▸ Task item
Copy out the records that follow, leaving every character as it is.

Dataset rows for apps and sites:
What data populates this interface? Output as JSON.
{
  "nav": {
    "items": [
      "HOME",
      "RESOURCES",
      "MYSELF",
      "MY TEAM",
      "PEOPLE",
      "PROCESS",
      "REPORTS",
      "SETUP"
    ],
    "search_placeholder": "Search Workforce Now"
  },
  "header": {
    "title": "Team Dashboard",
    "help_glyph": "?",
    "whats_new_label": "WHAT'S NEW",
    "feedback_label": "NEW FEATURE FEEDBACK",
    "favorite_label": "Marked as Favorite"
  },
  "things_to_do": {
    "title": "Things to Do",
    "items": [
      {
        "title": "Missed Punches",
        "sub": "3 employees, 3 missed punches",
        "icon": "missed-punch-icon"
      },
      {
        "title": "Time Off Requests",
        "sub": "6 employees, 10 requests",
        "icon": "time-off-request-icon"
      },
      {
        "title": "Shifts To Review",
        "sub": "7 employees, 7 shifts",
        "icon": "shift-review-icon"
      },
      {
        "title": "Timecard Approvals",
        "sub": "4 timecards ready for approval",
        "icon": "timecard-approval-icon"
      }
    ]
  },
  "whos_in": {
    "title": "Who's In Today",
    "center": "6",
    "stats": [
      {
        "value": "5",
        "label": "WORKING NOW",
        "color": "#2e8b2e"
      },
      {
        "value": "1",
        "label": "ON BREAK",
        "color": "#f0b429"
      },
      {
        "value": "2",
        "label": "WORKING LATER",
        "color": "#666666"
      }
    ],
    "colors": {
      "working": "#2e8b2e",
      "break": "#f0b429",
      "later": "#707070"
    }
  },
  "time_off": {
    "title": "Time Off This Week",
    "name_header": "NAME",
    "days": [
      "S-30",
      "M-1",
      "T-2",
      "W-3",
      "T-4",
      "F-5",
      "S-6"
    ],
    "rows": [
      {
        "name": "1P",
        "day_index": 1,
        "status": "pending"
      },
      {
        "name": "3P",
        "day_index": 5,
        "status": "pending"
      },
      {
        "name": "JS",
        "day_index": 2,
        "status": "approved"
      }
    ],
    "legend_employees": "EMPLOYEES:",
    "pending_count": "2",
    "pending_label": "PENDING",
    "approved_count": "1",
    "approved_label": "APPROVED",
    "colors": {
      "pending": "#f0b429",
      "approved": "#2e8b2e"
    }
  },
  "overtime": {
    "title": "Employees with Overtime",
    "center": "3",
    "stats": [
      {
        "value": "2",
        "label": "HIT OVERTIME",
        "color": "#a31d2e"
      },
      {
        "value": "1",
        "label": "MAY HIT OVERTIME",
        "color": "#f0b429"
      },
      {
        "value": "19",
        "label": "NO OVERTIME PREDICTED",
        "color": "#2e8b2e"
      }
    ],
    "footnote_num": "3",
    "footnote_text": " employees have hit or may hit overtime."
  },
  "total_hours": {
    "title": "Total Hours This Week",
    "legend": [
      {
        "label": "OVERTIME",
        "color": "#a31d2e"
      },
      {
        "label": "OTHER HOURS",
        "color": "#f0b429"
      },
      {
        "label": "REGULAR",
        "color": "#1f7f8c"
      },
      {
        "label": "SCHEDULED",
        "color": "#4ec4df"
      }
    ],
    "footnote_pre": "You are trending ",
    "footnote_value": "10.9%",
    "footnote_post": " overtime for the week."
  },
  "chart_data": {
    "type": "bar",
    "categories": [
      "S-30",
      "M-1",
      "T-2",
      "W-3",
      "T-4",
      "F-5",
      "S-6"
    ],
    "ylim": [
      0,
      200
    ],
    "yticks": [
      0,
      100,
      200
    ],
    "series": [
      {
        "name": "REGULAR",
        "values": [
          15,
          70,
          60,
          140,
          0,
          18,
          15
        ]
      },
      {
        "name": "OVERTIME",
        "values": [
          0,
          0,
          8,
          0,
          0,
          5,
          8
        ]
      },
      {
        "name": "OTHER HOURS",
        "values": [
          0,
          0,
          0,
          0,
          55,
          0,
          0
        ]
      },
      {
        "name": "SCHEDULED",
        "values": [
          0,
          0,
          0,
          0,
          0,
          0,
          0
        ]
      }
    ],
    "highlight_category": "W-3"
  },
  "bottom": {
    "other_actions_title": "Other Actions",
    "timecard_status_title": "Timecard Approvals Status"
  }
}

▸ Solution to this exercise
What data populates this interface? Output as JSON.
{
  "nav": {
    "items": [
      "HOME",
      "RESOURCES",
      "MYSELF",
      "MY TEAM",
      "PEOPLE",
      "PROCESS",
      "REPORTS",
      "SETUP"
    ],
    "search_placeholder": "Search Workforce Now"
  },
  "header": {
    "title": "Team Dashboard",
    "help_glyph": "?",
    "whats_new_label": "WHAT'S NEW",
    "feedback_label": "NEW FEATURE FEEDBACK",
    "favorite_label": "Marked as Favorite"
  },
  "things_to_do": {
    "title": "Things to Do",
    "items": [
      {
        "title": "Missed Punches",
        "sub": "3 employees, 3 missed punches",
        "icon": "missed-punch-icon"
      },
      {
        "title": "Time Off Requests",
        "sub": "6 employees, 10 requests",
        "icon": "time-off-request-icon"
      },
      {
        "title": "Shifts To Review",
        "sub": "7 employees, 7 shifts",
        "icon": "shift-review-icon"
      },
      {
        "title": "Timecard Approvals",
        "sub": "4 timecards ready for approval",
        "icon": "timecard-approval-icon"
      }
    ]
  },
  "whos_in": {
    "title": "Who's In Today",
    "center": "6",
    "stats": [
      {
        "value": "5",
        "label": "WORKING NOW",
        "color": "#2e8b2e"
      },
      {
        "value": "1",
        "label": "ON BREAK",
        "color": "#f0b429"
      },
      {
        "value": "2",
        "label": "WORKING LATER",
        "color": "#666666"
      }
    ],
    "colors": {
      "working": "#2e8b2e",
      "break": "#f0b429",
      "later": "#707070"
    }
  },
  "time_off": {
    "title": "Time Off This Week",
    "name_header": "NAME",
    "days": [
      "S-30",
      "M-1",
      "T-2",
      "W-3",
      "T-4",
      "F-5",
      "S-6"
    ],
    "rows": [
      {
        "name": "1P",
        "day_index": 1,
        "status": "pending"
      },
      {
        "name": "3P",
        "day_index": 5,
        "status": "pending"
      },
      {
        "name": "JS",
        "day_index": 2,
        "status": "approved"
      }
    ],
    "legend_employees": "EMPLOYEES:",
    "pending_count": "2",
    "pending_label": "PENDING",
    "approved_count": "1",
    "approved_label": "APPROVED",
    "colors": {
      "pending": "#f0b429",
      "approved": "#2e8b2e"
    }
  },
  "overtime": {
    "title": "Employees with Overtime",
    "center": "3",
    "stats": [
      {
        "value": "2",
        "label": "HIT OVERTIME",
        "color": "#a31d2e"
      },
      {
        "value": "1",
        "label": "MAY HIT OVERTIME",
        "color": "#f0b429"
      },
      {
        "value": "19",
        "label": "NO OVERTIME PREDICTED",
        "color": "#2e8b2e"
      }
    ],
    "footnote_num": "3",
    "footnote_text": " employees have hit or may hit overtime."
  },
  "total_hours": {
    "title": "Total Hours This Week",
    "legend": [
      {
        "label": "OVERTIME",
        "color": "#a31d2e"
      },
      {
        "label": "OTHER HOURS",
        "color": "#f0b429"
      },
      {
        "label": "REGULAR",
        "color": "#1f7f8c"
      },
      {
        "label": "SCHEDULED",
        "color": "#4ec4df"
      }
    ],
    "footnote_pre": "You are trending ",
    "footnote_value": "10.9%",
    "footnote_post": " overtime for the week."
  },
  "chart_data": {
    "type": "bar",
    "categories": [
      "S-30",
      "M-1",
      "T-2",
      "W-3",
      "T-4",
      "F-5",
      "S-6"
    ],
    "ylim": [
      0,
      200
    ],
    "yticks": [
      0,
      100,
      200
    ],
    "series": [
      {
        "name": "REGULAR",
        "values": [
          15,
          70,
          60,
          140,
          0,
          18,
          15
        ]
      },
      {
        "name": "OVERTIME",
        "values": [
          0,
          0,
          8,
          0,
          0,
          5,
          8
        ]
      },
      {
        "name": "OTHER HOURS",
        "values": [
          0,
          0,
          0,
          0,
          55,
          0,
          0
        ]
      },
      {
        "name": "SCHEDULED",
        "values": [
          0,
          0,
          0,
          0,
          0,
          0,
          0
        ]
      }
    ],
    "highlight_category": "W-3"
  },
  "bottom": {
    "other_actions_title": "Other Actions",
    "timecard_status_title": "Timecard Approvals Status"
  }
}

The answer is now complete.